#### Materials provided ####
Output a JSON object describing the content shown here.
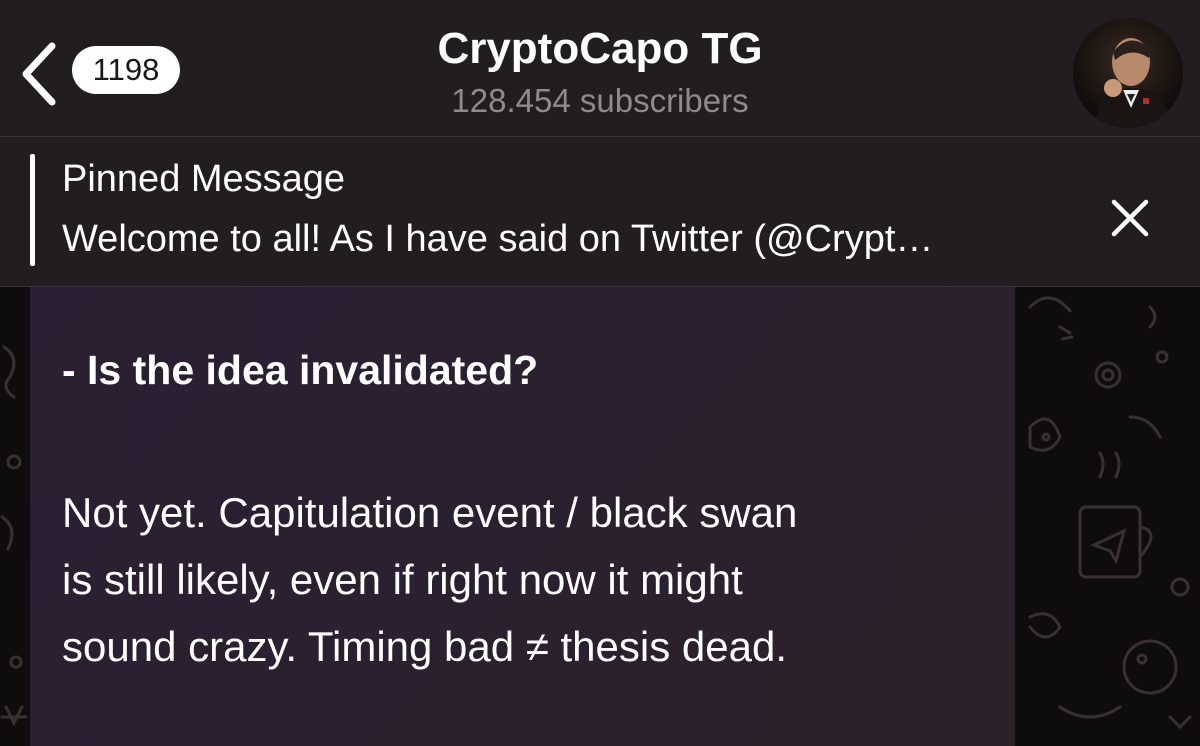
{
  "header": {
    "unread_count": "1198",
    "channel_title": "CryptoCapo TG",
    "subscribers": "128.454 subscribers"
  },
  "pinned": {
    "title": "Pinned Message",
    "preview": "Welcome to all! As I have said on Twitter (@Crypt…"
  },
  "message": {
    "heading": "- Is the idea invalidated?",
    "body_lines": [
      "Not yet. Capitulation event / black swan",
      "is still likely, even if right now it might",
      "sound crazy. Timing bad ≠ thesis dead."
    ]
  },
  "icons": {
    "back": "chevron-left-icon",
    "close": "close-icon"
  },
  "colors": {
    "header_bg": "#221d20",
    "bubble_bg": "#2b1f33",
    "badge_bg": "#ffffff",
    "muted_text": "#8f8a8d"
  }
}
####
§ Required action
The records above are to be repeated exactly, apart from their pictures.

§ Result below
Output a JSON object describing the content shown here.
{
  "header": {
    "unread_count": "1198",
    "channel_title": "CryptoCapo TG",
    "subscribers": "128.454 subscribers"
  },
  "pinned": {
    "title": "Pinned Message",
    "preview": "Welcome to all! As I have said on Twitter (@Crypt…"
  },
  "message": {
    "heading": "- Is the idea invalidated?",
    "body_lines": [
      "Not yet. Capitulation event / black swan",
      "is still likely, even if right now it might",
      "sound crazy. Timing bad ≠ thesis dead."
    ]
  },
  "icons": {
    "back": "chevron-left-icon",
    "close": "close-icon"
  },
  "colors": {
    "header_bg": "#221d20",
    "bubble_bg": "#2b1f33",
    "badge_bg": "#ffffff",
    "muted_text": "#8f8a8d"
  }
}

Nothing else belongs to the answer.